whispering continued. He was evidently coaxing her to do something to which she was or pretended to be averse. More caresses, more coaxing, on his part. Then she answered him aloud. Oh ! George, bow can you ask me ! Aod my dead husband lying there before me : ! Tbis, then, was tbe secret of my mates quietness and of the cold feeling. 1 sprang from the bed, seized my garments, and rushed from the room. They had botb torned to the bed 00 heariog me move. I caught a roomeu tary glance of their faces pale as death ; there was a shriek, a rush, over went tbe table, smash went the lamps, and I ran to where I had left my boots, nastily put on my things ; a light was burning in the room where I had eaten. Mj swag was on a chain, I seized it and bolted, tbe front doors not being fast. Tbe rain had ceased and the stars were out. When I had gone about a mile, I looked back. Something was burning merrily at the rear of the house. I left it to him to extinguish the Barnes caused by his nllany. in putting me to sleep with tbe dead. I want on my road, but iTwas long ereloorddgetridof thateery feeling. I haw never slept 'mates' with so unknown party since.

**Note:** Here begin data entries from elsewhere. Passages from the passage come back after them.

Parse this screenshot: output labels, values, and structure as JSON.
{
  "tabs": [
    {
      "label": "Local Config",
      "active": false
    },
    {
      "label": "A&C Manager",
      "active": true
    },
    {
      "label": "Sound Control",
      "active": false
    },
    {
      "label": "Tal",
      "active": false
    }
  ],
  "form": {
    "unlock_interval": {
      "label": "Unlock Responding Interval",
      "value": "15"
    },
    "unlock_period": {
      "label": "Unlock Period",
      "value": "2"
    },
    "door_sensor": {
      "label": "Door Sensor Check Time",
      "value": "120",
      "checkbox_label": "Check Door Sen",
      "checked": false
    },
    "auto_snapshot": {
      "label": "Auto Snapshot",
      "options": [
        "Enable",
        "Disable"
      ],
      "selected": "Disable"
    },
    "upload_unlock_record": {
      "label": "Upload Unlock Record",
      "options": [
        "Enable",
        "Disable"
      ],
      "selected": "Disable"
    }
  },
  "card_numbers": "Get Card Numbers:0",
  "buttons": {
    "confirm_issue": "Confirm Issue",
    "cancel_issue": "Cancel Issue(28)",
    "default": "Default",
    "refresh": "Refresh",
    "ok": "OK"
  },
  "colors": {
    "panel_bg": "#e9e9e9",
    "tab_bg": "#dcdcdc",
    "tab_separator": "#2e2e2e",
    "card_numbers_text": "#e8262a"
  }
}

' Did you never hear anything more of tb» people r said Bolan. . j. ^fSome months eflwirarns I s»w tn en oM paperTwconnt of the eocidenhi *'*-?*-* i bush pub. The account did not atata whether my quiet mate was consumed or not. Rv^^ar2»w^ I w« in 8*dn^»a« the person of the landlady of a certain boos* of resort I recognised tbe womsn_ wboconM kias and cuddle with her lover in the pnsenee of her dead husband's corpse, tat was too austerely virtuous to go further. In the hasty glance which I bad at him, I recognised -ny late employer. (To be mntimud)